> _Aim of the task_:
Could you please repeat the entries below word for word, with the images left out?

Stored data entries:
▬▬▬▬▬▬

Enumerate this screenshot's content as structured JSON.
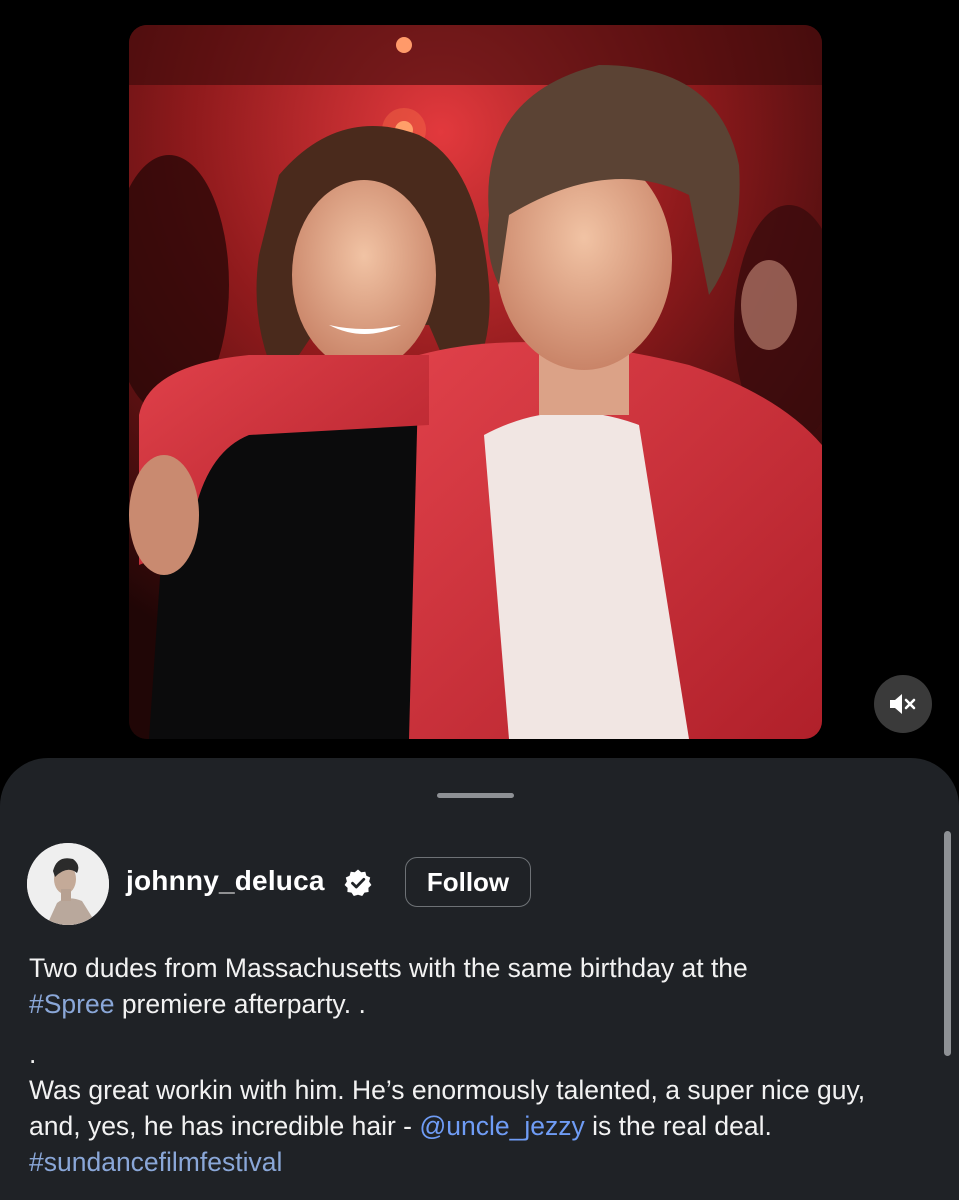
{
  "post": {
    "username": "johnny_deluca",
    "follow_label": "Follow",
    "verified": true,
    "caption": {
      "line1_text": "Two dudes from Massachusetts with the same birthday at the",
      "hashtag1": "#Spree",
      "line2_text": " premiere afterparty. .",
      "dot_line": ".",
      "para2_text": "Was great workin with him. He’s enormously talented, a super nice guy, and, yes, he has incredible hair - ",
      "mention": "@uncle_jezzy",
      "para2_tail": " is the real deal. ",
      "hashtag2": "#sundancefilmfestival"
    }
  },
  "media": {
    "type": "photo",
    "audio_state": "muted",
    "mute_icon": "speaker-muted-icon"
  },
  "colors": {
    "background": "#000000",
    "sheet": "#1f2226",
    "hashtag": "#8aa7d8",
    "mention": "#6f9cf5",
    "accent_red": "#d8323d"
  }
}
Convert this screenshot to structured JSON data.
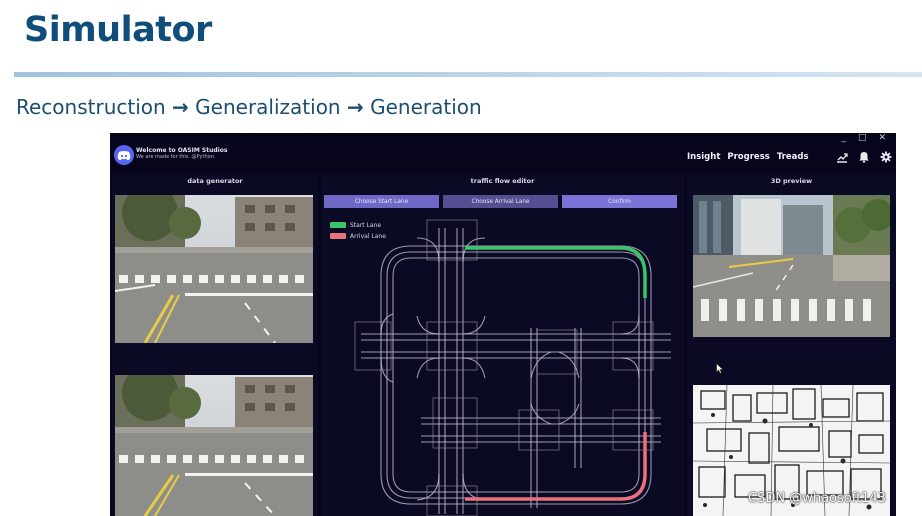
{
  "slide": {
    "title": "Simulator",
    "subtitle_steps": [
      "Reconstruction",
      "Generalization",
      "Generation"
    ],
    "arrow": "→"
  },
  "app": {
    "welcome_title": "Welcome to OASIM Studios",
    "welcome_subtitle": "We are made for this. @Python.",
    "window_controls": [
      "_",
      "□",
      "✕"
    ],
    "nav": [
      "Insight",
      "Progress",
      "Treads"
    ],
    "top_icons": [
      "chart-icon",
      "bell-icon",
      "gear-icon"
    ],
    "panels": {
      "data_generator": "data generator",
      "traffic_flow_editor": "traffic flow editor",
      "preview_3d": "3D preview"
    },
    "buttons": {
      "start_lane": "Choose Start Lane",
      "arrival_lane": "Choose Arrival Lane",
      "confirm": "Confirm"
    },
    "legend": [
      {
        "label": "Start Lane",
        "color": "#3cc46a"
      },
      {
        "label": "Arrival Lane",
        "color": "#e8727e"
      }
    ]
  },
  "colors": {
    "title": "#0f4d7a",
    "app_bg": "#06051b",
    "accent_button": "#6f68c6",
    "start_lane": "#3cc46a",
    "arrival_lane": "#e8727e"
  },
  "watermark": "CSDN @whaosoft143"
}
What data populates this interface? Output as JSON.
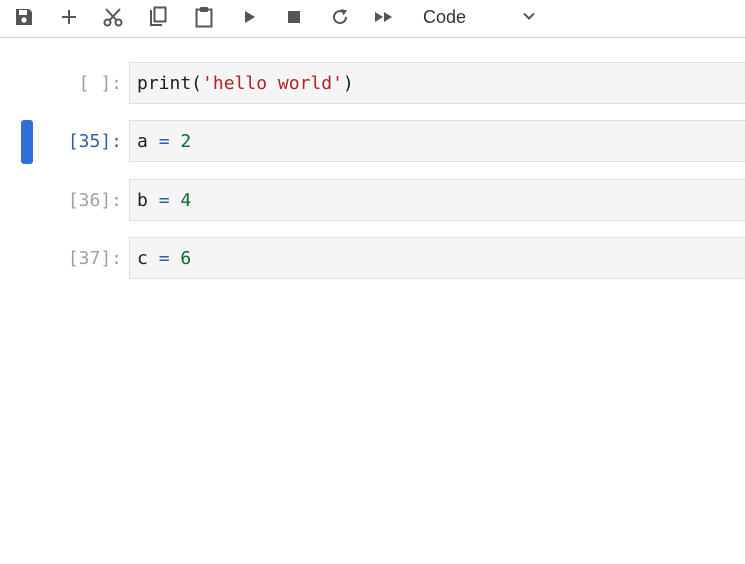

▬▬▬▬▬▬

> _Final answer_:
Enumerate this screenshot's content as structured JSON.
{
  "post": {
    "username": "johnny_deluca",
    "follow_label": "Follow",
    "verified": true,
    "caption": {
      "line1_text": "Two dudes from Massachusetts with the same birthday at the",
      "hashtag1": "#Spree",
      "line2_text": " premiere afterparty. .",
      "dot_line": ".",
      "para2_text": "Was great workin with him. He’s enormously talented, a super nice guy, and, yes, he has incredible hair - ",
      "mention": "@uncle_jezzy",
      "para2_tail": " is the real deal. ",
      "hashtag2": "#sundancefilmfestival"
    }
  },
  "media": {
    "type": "photo",
    "audio_state": "muted",
    "mute_icon": "speaker-muted-icon"
  },
  "colors": {
    "background": "#000000",
    "sheet": "#1f2226",
    "hashtag": "#8aa7d8",
    "mention": "#6f9cf5",
    "accent_red": "#d8323d"
  }
}
Convert this screenshot to structured JSON data.
{
  "slide": {
    "title": "Simulator",
    "subtitle_steps": [
      "Reconstruction",
      "Generalization",
      "Generation"
    ],
    "arrow": "→"
  },
  "app": {
    "welcome_title": "Welcome to OASIM Studios",
    "welcome_subtitle": "We are made for this. @Python.",
    "window_controls": [
      "_",
      "□",
      "✕"
    ],
    "nav": [
      "Insight",
      "Progress",
      "Treads"
    ],
    "top_icons": [
      "chart-icon",
      "bell-icon",
      "gear-icon"
    ],
    "panels": {
      "data_generator": "data generator",
      "traffic_flow_editor": "traffic flow editor",
      "preview_3d": "3D preview"
    },
    "buttons": {
      "start_lane": "Choose Start Lane",
      "arrival_lane": "Choose Arrival Lane",
      "confirm": "Confirm"
    },
    "legend": [
      {
        "label": "Start Lane",
        "color": "#3cc46a"
      },
      {
        "label": "Arrival Lane",
        "color": "#e8727e"
      }
    ]
  },
  "colors": {
    "title": "#0f4d7a",
    "app_bg": "#06051b",
    "accent_button": "#6f68c6",
    "start_lane": "#3cc46a",
    "arrival_lane": "#e8727e"
  },
  "watermark": "CSDN @whaosoft143"
}
What data populates this interface? Output as JSON.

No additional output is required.